Amid the ongoing global driver shortage, it has never been more important to manage, retain and, when possible, hire drivers. To do so, leading companies understand that they need to be an employer of choice.
The road transport sector is suffering from a chronic shortage of drivers.
Operators worldwide report difficulties hiring drivers. To meet demand the best they can, they must rely on their current talent pool, look for qualified foreign drivers, and attract new drivers, such as young people and women.
This means that human resource managers need to continuously assess their driver pool, recruit suitable candidates, offer targeted training, and recognise outstanding professionalism.
IRU RoadMasters provides a complete solution to help operators navigate through the shortage. It’s designed to assist companies in managing their risks and optimising their talent with driver skills profiling.
Without objective benchmarks, companies end up relying on poor subjective information. RoadMasters equips operators with sophisticated analytics, enabling them to make informed decisions, including identifying best performers when recruiting, and providing targeted training.
RoadMasters’ dashboards – available at the company, business unit, geographical and driver level – present real-time snapshots, allowing operators to pin down inefficiencies.
Companies can assess their existing talent pool based on international standards and offer them more career and upskilling opportunities, as well as empower drivers who excel by making them mentors and coaches.
With RoadMasters, companies can establish a culture of excellence and offer an internationally recognised proof of appreciation.
Overcome stereotypes with data
Like many sectors, there are numerous misperceptions surrounding road transport.

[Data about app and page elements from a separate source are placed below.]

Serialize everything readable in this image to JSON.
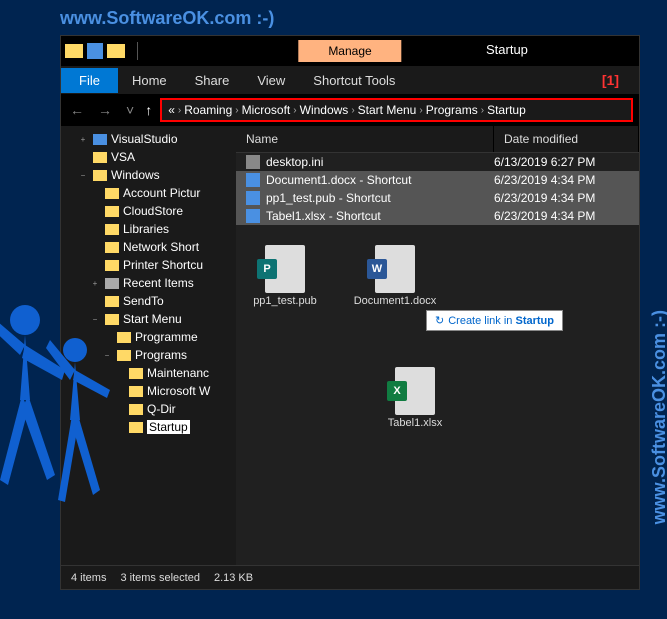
{
  "watermark": "www.SoftwareOK.com :-)",
  "titlebar": {
    "manage": "Manage",
    "title": "Startup"
  },
  "ribbon": {
    "file": "File",
    "tabs": [
      "Home",
      "Share",
      "View",
      "Shortcut Tools"
    ],
    "marker": "[1]"
  },
  "breadcrumb": {
    "prefix": "«",
    "items": [
      "Roaming",
      "Microsoft",
      "Windows",
      "Start Menu",
      "Programs",
      "Startup"
    ]
  },
  "sidebar": {
    "items": [
      {
        "label": "VisualStudio",
        "indent": 1,
        "exp": "+",
        "type": "blue"
      },
      {
        "label": "VSA",
        "indent": 1,
        "exp": "",
        "type": "folder"
      },
      {
        "label": "Windows",
        "indent": 1,
        "exp": "−",
        "type": "folder"
      },
      {
        "label": "Account Pictur",
        "indent": 2,
        "exp": "",
        "type": "folder"
      },
      {
        "label": "CloudStore",
        "indent": 2,
        "exp": "",
        "type": "folder"
      },
      {
        "label": "Libraries",
        "indent": 2,
        "exp": "",
        "type": "folder"
      },
      {
        "label": "Network Short",
        "indent": 2,
        "exp": "",
        "type": "folder"
      },
      {
        "label": "Printer Shortcu",
        "indent": 2,
        "exp": "",
        "type": "folder"
      },
      {
        "label": "Recent Items",
        "indent": 2,
        "exp": "+",
        "type": "sys"
      },
      {
        "label": "SendTo",
        "indent": 2,
        "exp": "",
        "type": "folder"
      },
      {
        "label": "Start Menu",
        "indent": 2,
        "exp": "−",
        "type": "folder"
      },
      {
        "label": "Programme",
        "indent": 3,
        "exp": "",
        "type": "folder"
      },
      {
        "label": "Programs",
        "indent": 3,
        "exp": "−",
        "type": "folder"
      },
      {
        "label": "Maintenanc",
        "indent": 4,
        "exp": "",
        "type": "folder"
      },
      {
        "label": "Microsoft W",
        "indent": 4,
        "exp": "",
        "type": "folder"
      },
      {
        "label": "Q-Dir",
        "indent": 4,
        "exp": "",
        "type": "folder"
      },
      {
        "label": "Startup",
        "indent": 4,
        "exp": "",
        "type": "folder",
        "selected": true
      }
    ]
  },
  "list": {
    "cols": {
      "name": "Name",
      "date": "Date modified"
    },
    "rows": [
      {
        "name": "desktop.ini",
        "date": "6/13/2019 6:27 PM",
        "sel": false,
        "icon": "sys"
      },
      {
        "name": "Document1.docx - Shortcut",
        "date": "6/23/2019 4:34 PM",
        "sel": true,
        "icon": "doc"
      },
      {
        "name": "pp1_test.pub - Shortcut",
        "date": "6/23/2019 4:34 PM",
        "sel": true,
        "icon": "doc"
      },
      {
        "name": "Tabel1.xlsx - Shortcut",
        "date": "6/23/2019 4:34 PM",
        "sel": true,
        "icon": "doc"
      }
    ]
  },
  "drag": {
    "items": [
      {
        "label": "pp1_test.pub",
        "badge": "P",
        "cls": "p"
      },
      {
        "label": "Document1.docx",
        "badge": "W",
        "cls": "w"
      },
      {
        "label": "Tabel1.xlsx",
        "badge": "X",
        "cls": "x"
      }
    ]
  },
  "tooltip": {
    "pre": "Create link in ",
    "bold": "Startup"
  },
  "statusbar": {
    "items": "4 items",
    "selected": "3 items selected",
    "size": "2.13 KB"
  }
}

As Jorge Cima, Head of Active Employment Policy Programmes at ALSA, puts it, “there is still a perception that commercial driving is a ‘man’s world’, with many thinking that women drivers are worse than men.”
But with access to analytics and assessments tools, operators can overcome stereotypes and objectively evaluate their drivers without any biases.
“Our experience proves that women are very much fit for the job. Women are demonstrating similar or superior performance indicators,” said Jorge Cima.
Misconceptions are not limited to women. The same stands true for young drivers. There is a common perception that younger drivers are less safe, even though professional drivers aged 25 or below have similar safety performance scores than the overall commercial driver population.
Equipped with objective information, operators can overcome misperceptions and build their talent pool.
IRU RoadMasters is available in multiple languages, including Lithuanian, Polish, Romanian, Russian and Spanish.